A judge ordered the removal of religious signs near the Upton exit of Interstate 65 but an appeal is planned.
In what Senior Judge Geoffrey P. Morris called an “extremely interesting case,” the state Transportation Cabinet claimed the postings are in violation of billboard advertising statutes. Jimmy Harston of Allen County, who said he erected the signs at the request of two property owners, said the messages are not ads but expressions covered by Constitutional protections of free speech and religious expressions.
On opposite sides of the interstate, the signs are on property owned by Norman Cottrell in Hart County and Bill Sullivan in LaRue County.
The messages read “Hell is Real” and “If you died today where would you spend eternity?”
The state filed lawsuits in 2008 asking the courts to order the signs be removed.

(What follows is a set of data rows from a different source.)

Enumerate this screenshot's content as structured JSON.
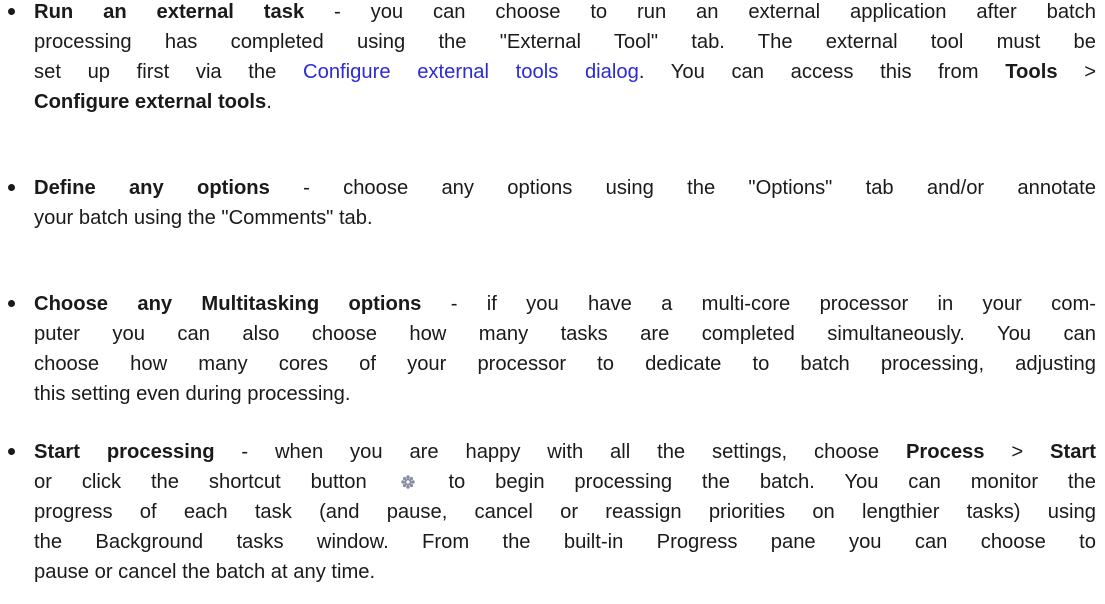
{
  "items": [
    {
      "heading": "Run an external task",
      "sep": " - ",
      "l1": "you can choose to run an external application after batch",
      "l2": "processing has completed using the \"External Tool\" tab.  The external tool must be",
      "l3_pre": "set up first via the ",
      "l3_link": "Configure external tools dialog",
      "l3_post": ".  You can access this from ",
      "menu_a": "Tools",
      "arrow": " > ",
      "menu_b": "Configure external tools",
      "l4_post": "."
    },
    {
      "heading": "Define any options",
      "sep": " - ",
      "l1": "choose any options using the \"Options\" tab and/or annotate",
      "l2": "your batch using the \"Comments\" tab."
    },
    {
      "heading": "Choose any Multitasking options",
      "sep": " - ",
      "l1": "if you have a multi-core processor in your com-",
      "l2": "puter you can also choose how many tasks are completed simultaneously.  You can",
      "l3": "choose how many cores of your processor to dedicate to batch processing, adjusting",
      "l4": "this setting even during processing."
    },
    {
      "heading": "Start processing",
      "sep": " - ",
      "l1": "when you are happy with all the settings, choose ",
      "menu_a": "Process",
      "arrow": " > ",
      "menu_b": "Start",
      "l2_pre": "or click the shortcut button ",
      "l2_post": " to begin processing the batch.  You can monitor the",
      "l3": "progress of each task (and pause, cancel or reassign priorities on lengthier tasks) using",
      "l4": "the Background tasks window.  From the built-in Progress pane you can choose to",
      "l5": "pause or cancel the batch at any time."
    }
  ],
  "icons": {
    "shortcut_button": "process-start-gear-icon"
  }
}
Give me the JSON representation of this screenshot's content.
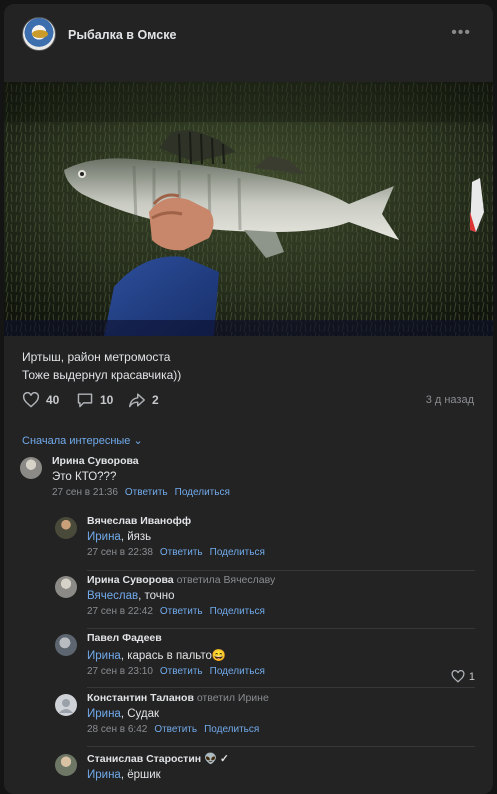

The cases were consolidated and summary judgment granted Feb. 16 by Judge Morris.
Citing the billboard act that is part of Kentucky’s administrative regulations, the judge ruled that the signs meet the definition of “advertising devices” cited in the law and are within a protected area which would require a permit.
The law creates a buffer zone to protect the natural beauty and prevent a proliferation of signs from becoming a distraction to motorists.
Harston said his attorney, Pat Ross of Horse Cave, is preparing an appeal and will ask for a stay of the order that the signs be removed within 60 days.
Harston said he has erected similar signs with religious messages in Tennessee, Texas and Ohio.
“This is the only place that’s given me any trouble,” he said.